*YOUR INSTRUCTIONS:*
From the first line to the last, output the data exactly as it stands, minus its pictures.

*PROVIDED RECORDS:*

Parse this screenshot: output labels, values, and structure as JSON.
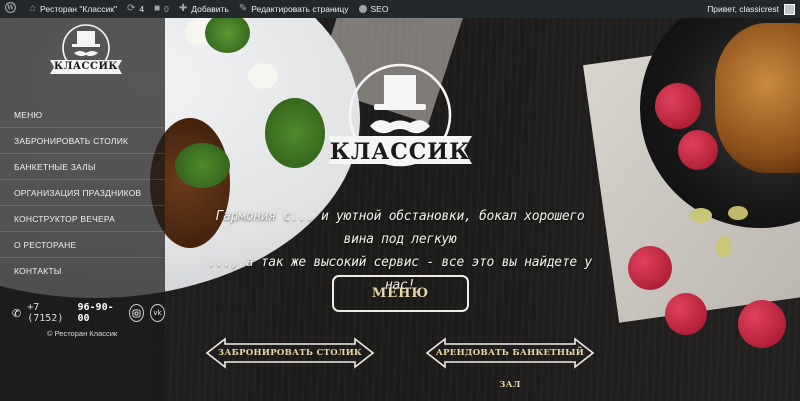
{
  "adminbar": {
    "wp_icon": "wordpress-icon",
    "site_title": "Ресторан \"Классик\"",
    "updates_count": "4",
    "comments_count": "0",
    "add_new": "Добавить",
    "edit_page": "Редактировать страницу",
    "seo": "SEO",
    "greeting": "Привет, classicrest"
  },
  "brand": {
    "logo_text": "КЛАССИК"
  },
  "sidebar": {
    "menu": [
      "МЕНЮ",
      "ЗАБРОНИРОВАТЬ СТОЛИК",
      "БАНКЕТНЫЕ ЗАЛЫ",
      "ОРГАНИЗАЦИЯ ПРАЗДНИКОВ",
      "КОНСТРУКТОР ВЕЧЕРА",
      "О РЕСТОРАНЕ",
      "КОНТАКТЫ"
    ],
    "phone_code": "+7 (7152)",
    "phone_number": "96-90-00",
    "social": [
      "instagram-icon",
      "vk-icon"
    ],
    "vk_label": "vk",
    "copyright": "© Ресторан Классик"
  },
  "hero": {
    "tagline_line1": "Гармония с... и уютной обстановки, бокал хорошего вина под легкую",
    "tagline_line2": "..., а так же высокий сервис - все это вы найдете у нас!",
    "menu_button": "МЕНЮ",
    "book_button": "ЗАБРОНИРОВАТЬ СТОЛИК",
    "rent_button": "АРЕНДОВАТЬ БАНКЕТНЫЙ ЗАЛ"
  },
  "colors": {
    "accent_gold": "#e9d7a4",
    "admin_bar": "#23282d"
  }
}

*TASK OUTPUT:*
Parse this screenshot: output labels, values, and structure as JSON.
{
  "adminbar": {
    "wp_icon": "wordpress-icon",
    "site_title": "Ресторан \"Классик\"",
    "updates_count": "4",
    "comments_count": "0",
    "add_new": "Добавить",
    "edit_page": "Редактировать страницу",
    "seo": "SEO",
    "greeting": "Привет, classicrest"
  },
  "brand": {
    "logo_text": "КЛАССИК"
  },
  "sidebar": {
    "menu": [
      "МЕНЮ",
      "ЗАБРОНИРОВАТЬ СТОЛИК",
      "БАНКЕТНЫЕ ЗАЛЫ",
      "ОРГАНИЗАЦИЯ ПРАЗДНИКОВ",
      "КОНСТРУКТОР ВЕЧЕРА",
      "О РЕСТОРАНЕ",
      "КОНТАКТЫ"
    ],
    "phone_code": "+7 (7152)",
    "phone_number": "96-90-00",
    "social": [
      "instagram-icon",
      "vk-icon"
    ],
    "vk_label": "vk",
    "copyright": "© Ресторан Классик"
  },
  "hero": {
    "tagline_line1": "Гармония с... и уютной обстановки, бокал хорошего вина под легкую",
    "tagline_line2": "..., а так же высокий сервис - все это вы найдете у нас!",
    "menu_button": "МЕНЮ",
    "book_button": "ЗАБРОНИРОВАТЬ СТОЛИК",
    "rent_button": "АРЕНДОВАТЬ БАНКЕТНЫЙ ЗАЛ"
  },
  "colors": {
    "accent_gold": "#e9d7a4",
    "admin_bar": "#23282d"
  }
}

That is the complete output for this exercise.